With Bitcoin, the only thing you need to trust is that others will act in their own self-interest.
The miners' profit-maximizing equation is to be as big as possible without threatening the network. In this framework, a miner should compete as hard as possible up until the point that they outpace other miners beyond a reasonable degree. How do we define reasonable? It's not entirely clear, but if we look at the episode when the Ghash mining pool came under fire for growing too large, that number is somewhere between 25%-45% of network hashing power.

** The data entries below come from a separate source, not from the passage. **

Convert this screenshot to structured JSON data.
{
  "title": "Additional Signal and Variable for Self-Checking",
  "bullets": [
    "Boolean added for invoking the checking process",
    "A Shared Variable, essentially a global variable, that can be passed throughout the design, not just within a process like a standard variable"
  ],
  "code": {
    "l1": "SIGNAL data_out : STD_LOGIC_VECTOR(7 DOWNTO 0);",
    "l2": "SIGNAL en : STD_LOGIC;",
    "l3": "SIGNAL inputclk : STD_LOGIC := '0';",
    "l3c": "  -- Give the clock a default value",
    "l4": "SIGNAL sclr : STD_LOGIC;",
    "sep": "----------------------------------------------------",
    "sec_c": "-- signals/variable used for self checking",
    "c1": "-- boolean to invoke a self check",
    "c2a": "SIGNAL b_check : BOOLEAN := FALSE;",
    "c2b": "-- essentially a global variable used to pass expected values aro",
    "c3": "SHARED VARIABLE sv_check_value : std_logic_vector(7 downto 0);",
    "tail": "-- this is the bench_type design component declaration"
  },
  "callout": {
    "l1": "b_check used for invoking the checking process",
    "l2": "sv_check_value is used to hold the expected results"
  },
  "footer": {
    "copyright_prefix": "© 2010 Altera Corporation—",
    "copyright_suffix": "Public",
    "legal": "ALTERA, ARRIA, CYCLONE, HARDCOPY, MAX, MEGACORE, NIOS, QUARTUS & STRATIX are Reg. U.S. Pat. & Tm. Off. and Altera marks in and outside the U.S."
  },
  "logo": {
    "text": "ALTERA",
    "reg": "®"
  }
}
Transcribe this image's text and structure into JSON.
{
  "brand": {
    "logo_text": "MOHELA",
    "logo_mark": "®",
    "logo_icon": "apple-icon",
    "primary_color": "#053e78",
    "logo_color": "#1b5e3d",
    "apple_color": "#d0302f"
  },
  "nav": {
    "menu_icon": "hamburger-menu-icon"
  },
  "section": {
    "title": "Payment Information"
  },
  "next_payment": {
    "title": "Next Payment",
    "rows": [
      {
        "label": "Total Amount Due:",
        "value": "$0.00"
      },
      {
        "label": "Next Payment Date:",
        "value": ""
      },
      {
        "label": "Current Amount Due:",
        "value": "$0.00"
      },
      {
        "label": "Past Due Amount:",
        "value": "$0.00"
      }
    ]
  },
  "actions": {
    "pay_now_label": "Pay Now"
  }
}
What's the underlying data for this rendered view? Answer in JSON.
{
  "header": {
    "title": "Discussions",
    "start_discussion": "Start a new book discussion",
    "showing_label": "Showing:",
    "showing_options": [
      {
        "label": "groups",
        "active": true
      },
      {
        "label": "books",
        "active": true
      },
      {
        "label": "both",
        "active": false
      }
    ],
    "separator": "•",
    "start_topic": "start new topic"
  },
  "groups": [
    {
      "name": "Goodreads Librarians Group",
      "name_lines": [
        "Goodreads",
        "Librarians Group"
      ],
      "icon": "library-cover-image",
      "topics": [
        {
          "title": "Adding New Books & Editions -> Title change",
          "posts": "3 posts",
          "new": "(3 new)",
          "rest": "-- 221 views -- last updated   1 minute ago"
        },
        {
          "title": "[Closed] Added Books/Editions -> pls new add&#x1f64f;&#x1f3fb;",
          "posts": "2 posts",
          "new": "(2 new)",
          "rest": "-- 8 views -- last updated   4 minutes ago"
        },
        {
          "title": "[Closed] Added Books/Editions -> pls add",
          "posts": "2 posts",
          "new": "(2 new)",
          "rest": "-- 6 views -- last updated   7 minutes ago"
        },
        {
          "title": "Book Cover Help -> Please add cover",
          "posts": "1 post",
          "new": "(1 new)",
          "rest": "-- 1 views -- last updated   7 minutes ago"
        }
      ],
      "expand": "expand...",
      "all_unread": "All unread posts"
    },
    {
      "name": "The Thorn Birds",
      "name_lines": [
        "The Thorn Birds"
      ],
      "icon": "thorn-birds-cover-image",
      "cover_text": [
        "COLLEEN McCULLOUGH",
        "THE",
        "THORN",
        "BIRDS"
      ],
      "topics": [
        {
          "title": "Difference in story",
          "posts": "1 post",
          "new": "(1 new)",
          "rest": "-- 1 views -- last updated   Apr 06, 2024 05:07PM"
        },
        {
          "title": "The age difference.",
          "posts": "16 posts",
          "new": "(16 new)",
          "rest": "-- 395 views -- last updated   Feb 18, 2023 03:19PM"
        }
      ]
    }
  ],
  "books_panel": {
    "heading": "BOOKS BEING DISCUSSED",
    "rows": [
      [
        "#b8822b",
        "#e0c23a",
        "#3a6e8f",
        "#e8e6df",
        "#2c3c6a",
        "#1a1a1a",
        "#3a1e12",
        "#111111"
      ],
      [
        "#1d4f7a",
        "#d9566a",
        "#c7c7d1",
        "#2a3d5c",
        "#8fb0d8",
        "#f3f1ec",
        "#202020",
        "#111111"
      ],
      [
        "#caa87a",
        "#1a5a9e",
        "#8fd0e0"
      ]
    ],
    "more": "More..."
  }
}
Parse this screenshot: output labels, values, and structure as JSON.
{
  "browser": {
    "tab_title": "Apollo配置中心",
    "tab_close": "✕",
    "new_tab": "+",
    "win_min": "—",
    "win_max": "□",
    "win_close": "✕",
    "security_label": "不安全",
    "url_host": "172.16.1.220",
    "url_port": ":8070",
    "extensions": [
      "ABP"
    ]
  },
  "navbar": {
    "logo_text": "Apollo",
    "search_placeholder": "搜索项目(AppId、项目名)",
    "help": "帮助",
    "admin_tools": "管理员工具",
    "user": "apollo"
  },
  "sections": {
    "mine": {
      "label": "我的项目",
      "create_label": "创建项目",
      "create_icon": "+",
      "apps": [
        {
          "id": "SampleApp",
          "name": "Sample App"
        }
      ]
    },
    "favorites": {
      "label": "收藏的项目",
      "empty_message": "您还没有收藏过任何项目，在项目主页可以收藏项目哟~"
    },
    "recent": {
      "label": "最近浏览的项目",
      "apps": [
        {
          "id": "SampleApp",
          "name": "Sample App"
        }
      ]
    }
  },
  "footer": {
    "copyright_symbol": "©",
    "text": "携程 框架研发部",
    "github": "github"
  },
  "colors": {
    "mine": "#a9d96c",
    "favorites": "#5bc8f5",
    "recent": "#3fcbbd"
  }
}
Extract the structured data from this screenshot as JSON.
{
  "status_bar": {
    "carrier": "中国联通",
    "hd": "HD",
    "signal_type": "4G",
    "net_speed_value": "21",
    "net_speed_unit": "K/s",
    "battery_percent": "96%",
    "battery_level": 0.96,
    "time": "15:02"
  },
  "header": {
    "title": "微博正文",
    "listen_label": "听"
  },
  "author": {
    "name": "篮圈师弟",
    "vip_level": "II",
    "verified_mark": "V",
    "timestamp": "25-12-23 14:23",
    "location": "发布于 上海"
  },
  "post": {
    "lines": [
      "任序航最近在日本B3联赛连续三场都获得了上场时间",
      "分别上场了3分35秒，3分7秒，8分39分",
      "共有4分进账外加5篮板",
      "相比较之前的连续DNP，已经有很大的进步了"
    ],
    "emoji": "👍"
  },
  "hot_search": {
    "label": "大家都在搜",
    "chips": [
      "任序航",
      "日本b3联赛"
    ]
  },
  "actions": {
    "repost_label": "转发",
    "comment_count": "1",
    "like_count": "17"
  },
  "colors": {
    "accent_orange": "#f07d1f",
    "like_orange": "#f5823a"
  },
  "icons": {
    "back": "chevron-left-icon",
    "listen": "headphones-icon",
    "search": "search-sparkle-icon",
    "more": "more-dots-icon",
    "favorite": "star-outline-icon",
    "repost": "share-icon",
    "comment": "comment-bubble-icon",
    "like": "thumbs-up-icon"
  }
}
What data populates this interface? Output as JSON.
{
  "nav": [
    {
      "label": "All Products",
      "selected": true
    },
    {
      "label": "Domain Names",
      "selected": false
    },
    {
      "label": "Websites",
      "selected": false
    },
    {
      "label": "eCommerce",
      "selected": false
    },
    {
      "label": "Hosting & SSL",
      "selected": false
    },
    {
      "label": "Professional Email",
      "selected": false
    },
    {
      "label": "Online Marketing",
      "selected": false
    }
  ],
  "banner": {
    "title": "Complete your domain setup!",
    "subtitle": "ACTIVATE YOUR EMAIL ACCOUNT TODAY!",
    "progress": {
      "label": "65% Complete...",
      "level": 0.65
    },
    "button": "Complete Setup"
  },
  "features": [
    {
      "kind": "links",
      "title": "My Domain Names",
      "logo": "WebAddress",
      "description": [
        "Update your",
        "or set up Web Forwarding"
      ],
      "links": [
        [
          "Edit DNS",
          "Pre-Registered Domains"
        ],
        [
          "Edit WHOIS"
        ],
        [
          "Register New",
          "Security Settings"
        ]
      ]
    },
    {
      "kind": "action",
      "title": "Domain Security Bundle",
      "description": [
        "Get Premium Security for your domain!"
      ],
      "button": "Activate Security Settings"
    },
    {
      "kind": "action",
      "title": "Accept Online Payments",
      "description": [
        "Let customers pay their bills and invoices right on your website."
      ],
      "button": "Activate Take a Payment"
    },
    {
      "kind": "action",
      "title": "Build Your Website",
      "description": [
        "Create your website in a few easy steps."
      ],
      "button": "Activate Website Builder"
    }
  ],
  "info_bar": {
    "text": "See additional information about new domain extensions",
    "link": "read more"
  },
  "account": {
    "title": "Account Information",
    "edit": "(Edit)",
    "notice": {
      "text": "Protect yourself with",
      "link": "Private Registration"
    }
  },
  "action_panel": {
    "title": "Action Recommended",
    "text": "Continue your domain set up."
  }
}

Does it matter that a miner might find this unfair that their growth is effectively capped relative to their peers? Not really, because it provides a clear guideline for maximizing benefits. It's just the game they play. Decentralization is baked into the profit equation, and so players can be trusted over the long term to act in a method that is consistent with decentralization. A good example of this happening in the real world is when BitFury publicly announced that they would be both running their new hardware and selling it to their competitors in order to respect the essential functions of the network as a trustworthy ledger with no trusted third parties.
Bitcoin will always be a direct democracy, and a really good one.
Even though it's not always evident nor clear, the process in place is that developers "suggest," miners "choose," and bitcoin owners "vote." Developers have influence but no control, miners have control but no power, and users have power but no control.
In this, a virtuous cycle of decisions, however slow and contentious, leads to a stronger and more valuable Bitcoin. It's a direct democracy in which everybody is a one-issue voter, and it's an issue that they all want resolved to the same ends.
2MB is not sufficient, but it's a good first step. Unlimited block size is the end game with the best outcomes.
At least, that is the author's opinion. In reality we're going through the tiered process of suggestion, choice, and voting that will likely lead to this outcome. Already, users are beginning to vote with their feet, selling their bitcoin holdings and moving a step closer to alt-coin alternatives. They are just dipping a toe at the moment, but it's a clear warning shot to the developers to suggest something different. Specifically, the market wants larger blocks - rather, it wants the availability of larger blocks. Miners will always have the choice to cap their blocks where they see fit, balancing the availability of transaction capacity with their own economic constraints, not an artificial constraint such as the hard block size cap.
And if the market wants more transactions, then it will demand operational efficacy from its miners in turn.
A free market in Bitcoin is essential to its success. All currency attributes should be unbounded except for the supply limit.
Even if Bitcoin enters a phase of centrally planned price fixing, it cannot escape the free market of blockchain-based competitors known as alt-coins. As such, it must compete and strive to be the best, lest it should be overtaken.
But isn't the hard cap on block size in the same category as the hard cap on currency supply? On the surface it may seem this way, but they are very different. The block size cap is a functional limitation on Bitcoin designed to avoid certain types of DDOS attacks as a temporary measure. The currency cap is a featured limitation that makes bitcoin a better currency.
Paradoxically, a great currency is an endless list of superlatives: most divisible, easiest to recognize, most challenging to counterfeit, easiest to send, cheapest to store, hardest to steal, etc.; with one drop of discipline: a stable supply.
We need to maintain (or aim for establishing) "cheapest to send," "most reliable to settle," and "greatest transaction volume capability" among that list of superlatives. The market demands it, and the market always wins in the end.